_Assignment:_ Excluding all pictures, please output the listing exactly.
BEGIN
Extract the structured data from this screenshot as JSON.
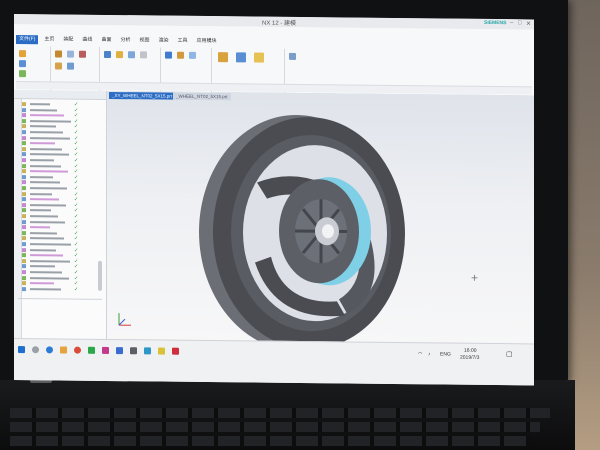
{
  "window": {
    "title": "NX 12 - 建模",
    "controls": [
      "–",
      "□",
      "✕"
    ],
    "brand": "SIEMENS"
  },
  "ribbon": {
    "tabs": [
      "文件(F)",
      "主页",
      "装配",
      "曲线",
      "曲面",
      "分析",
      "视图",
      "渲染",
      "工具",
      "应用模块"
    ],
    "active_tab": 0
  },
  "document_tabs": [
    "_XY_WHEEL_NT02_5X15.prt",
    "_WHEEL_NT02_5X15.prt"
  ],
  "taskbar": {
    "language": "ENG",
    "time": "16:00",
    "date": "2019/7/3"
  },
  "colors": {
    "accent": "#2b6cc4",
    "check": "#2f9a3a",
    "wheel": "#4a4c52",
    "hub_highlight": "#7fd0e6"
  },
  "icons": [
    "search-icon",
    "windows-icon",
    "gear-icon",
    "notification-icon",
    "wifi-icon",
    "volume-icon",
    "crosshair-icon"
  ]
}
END
_Solution for this exercise:_
Extract the structured data from this screenshot as JSON.
{
  "window": {
    "title": "NX 12 - 建模",
    "controls": [
      "–",
      "□",
      "✕"
    ],
    "brand": "SIEMENS"
  },
  "ribbon": {
    "tabs": [
      "文件(F)",
      "主页",
      "装配",
      "曲线",
      "曲面",
      "分析",
      "视图",
      "渲染",
      "工具",
      "应用模块"
    ],
    "active_tab": 0
  },
  "document_tabs": [
    "_XY_WHEEL_NT02_5X15.prt",
    "_WHEEL_NT02_5X15.prt"
  ],
  "taskbar": {
    "language": "ENG",
    "time": "16:00",
    "date": "2019/7/3"
  },
  "colors": {
    "accent": "#2b6cc4",
    "check": "#2f9a3a",
    "wheel": "#4a4c52",
    "hub_highlight": "#7fd0e6"
  },
  "icons": [
    "search-icon",
    "windows-icon",
    "gear-icon",
    "notification-icon",
    "wifi-icon",
    "volume-icon",
    "crosshair-icon"
  ]
}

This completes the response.